Author: Pam Munoz Ryan
Info: Scholastic Press, copyright 2015, 587 pages
Lost and alone in a forbidden forest, Otto meets three mysterious sisters and suddenly finds himself entwined in a puzzling quest involving a prophecy, a promise, and a harmonica.
Decades later, Friedrich in Germany, Mike in Pennsylvania, and Ivy in California each, in turn, become interwoven when the very same harmonica lands in their lives. All the children face daunting challenges: rescuing a father, protecting a brother, holding a family together. And ultimately, pulled by the invisible thread of destiny, their suspenseful solo stories converge in an orchestral crescendo.
Richly imagined and masterfully crafted, this impassioned, uplifting, and virtuosic tour de force will resound in your heart long after the last note has been struck.
As has often happened this year, I selected this book because of one of the readers...because, yes, I was in the mood for yet another audiobook (and I'm on hold, still, for Harry Potter and the Prisoner of Azkaban). The blurb for this one sounded sweet, and my Goodreads buddies seemed to like it so I gave it a whirl.
The blurb synopsis is pretty straight forward. There is Otto who kicks off the story, stumbling upon three sisters after getting lost in the woods. Then there is Friedrich, a talented musician growing up in Germany at the beginning of WWII; Mike, an orphan in Pennsylvania trying desperately to find a future for himself and his brother; and Ivy, a young girl facing prejudice in Southern California just after the bombing of Pearl Harbor. Weaving throughout each of their stories is a simple harmonica and the power of music.

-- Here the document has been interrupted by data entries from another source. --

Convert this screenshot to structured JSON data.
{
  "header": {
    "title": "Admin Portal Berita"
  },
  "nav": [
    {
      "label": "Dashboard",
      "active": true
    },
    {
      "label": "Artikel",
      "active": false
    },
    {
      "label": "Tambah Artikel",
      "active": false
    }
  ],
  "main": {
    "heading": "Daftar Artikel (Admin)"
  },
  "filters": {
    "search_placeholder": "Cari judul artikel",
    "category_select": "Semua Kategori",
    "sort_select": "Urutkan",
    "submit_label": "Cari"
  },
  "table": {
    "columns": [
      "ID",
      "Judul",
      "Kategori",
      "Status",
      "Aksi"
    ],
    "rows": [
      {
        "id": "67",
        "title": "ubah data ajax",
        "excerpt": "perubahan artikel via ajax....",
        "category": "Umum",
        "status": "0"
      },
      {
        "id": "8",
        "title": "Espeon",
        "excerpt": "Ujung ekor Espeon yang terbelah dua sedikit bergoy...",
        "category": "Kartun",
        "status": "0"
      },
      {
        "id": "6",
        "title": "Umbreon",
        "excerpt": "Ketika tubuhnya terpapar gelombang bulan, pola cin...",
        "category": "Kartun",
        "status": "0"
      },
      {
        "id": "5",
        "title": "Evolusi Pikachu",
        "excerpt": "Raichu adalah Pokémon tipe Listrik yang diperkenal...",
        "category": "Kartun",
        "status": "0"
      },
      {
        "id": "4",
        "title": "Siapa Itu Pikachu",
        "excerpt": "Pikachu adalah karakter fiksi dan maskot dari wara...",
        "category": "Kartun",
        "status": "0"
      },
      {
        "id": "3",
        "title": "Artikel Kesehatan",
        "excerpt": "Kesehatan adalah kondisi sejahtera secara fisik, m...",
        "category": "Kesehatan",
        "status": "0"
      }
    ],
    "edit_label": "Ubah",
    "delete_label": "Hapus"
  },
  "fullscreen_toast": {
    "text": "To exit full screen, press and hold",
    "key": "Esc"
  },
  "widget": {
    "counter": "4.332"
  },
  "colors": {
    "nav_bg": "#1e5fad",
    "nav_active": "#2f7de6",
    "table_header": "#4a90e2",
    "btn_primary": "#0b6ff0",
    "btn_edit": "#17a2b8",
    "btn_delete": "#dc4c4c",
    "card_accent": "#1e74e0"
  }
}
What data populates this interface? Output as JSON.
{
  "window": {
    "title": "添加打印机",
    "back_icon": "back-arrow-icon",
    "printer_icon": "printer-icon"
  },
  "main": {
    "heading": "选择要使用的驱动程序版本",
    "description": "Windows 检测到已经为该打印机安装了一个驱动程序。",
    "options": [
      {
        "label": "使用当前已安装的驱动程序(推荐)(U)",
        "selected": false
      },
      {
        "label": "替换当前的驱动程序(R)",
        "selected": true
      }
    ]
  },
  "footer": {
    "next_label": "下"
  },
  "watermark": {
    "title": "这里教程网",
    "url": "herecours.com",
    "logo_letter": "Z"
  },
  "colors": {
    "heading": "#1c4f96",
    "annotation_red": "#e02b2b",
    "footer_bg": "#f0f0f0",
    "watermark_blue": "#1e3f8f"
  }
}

The story is crafted beautifully. Each story is cut short (at fairly decent cliffhangers) before being revisited in the end and coming together in a very hopeful, believable (if not overly tidy) way. While on the outset I thought there was going to be a solid magical realism vibe with a witch and a curse, that storyline sticks pretty closely to Otto's initial introduction to the sister's at the beginning of the book. There are touches of here and there as each child finds and plays the harmonica, but that only serves to tie them together and weave a reverence for music throughout.
This is definitely a children's book. While the author is masterful enough not to condescend to younger readers, it is a very clean read with a bow tied neatly around the end. While they face challenges along the way, every character has a very happy ending. And that's okay. I've made no secret of the fact that I tend to like people to die in stories (I'm really a very gentle person, I promise!), I was okay with this very pretty bow.
The audiobook is fantastic, by the way. There is music played throughout and the narrators even do a little singing. I'm a big fan of Rebecca Soler in particular. She was fantastic narrating the Lunar Chronicles series by Marissa Meyer and equally impressive in Echo. It is very likely that I will explore the other offerings by Pam Munoz Ryan.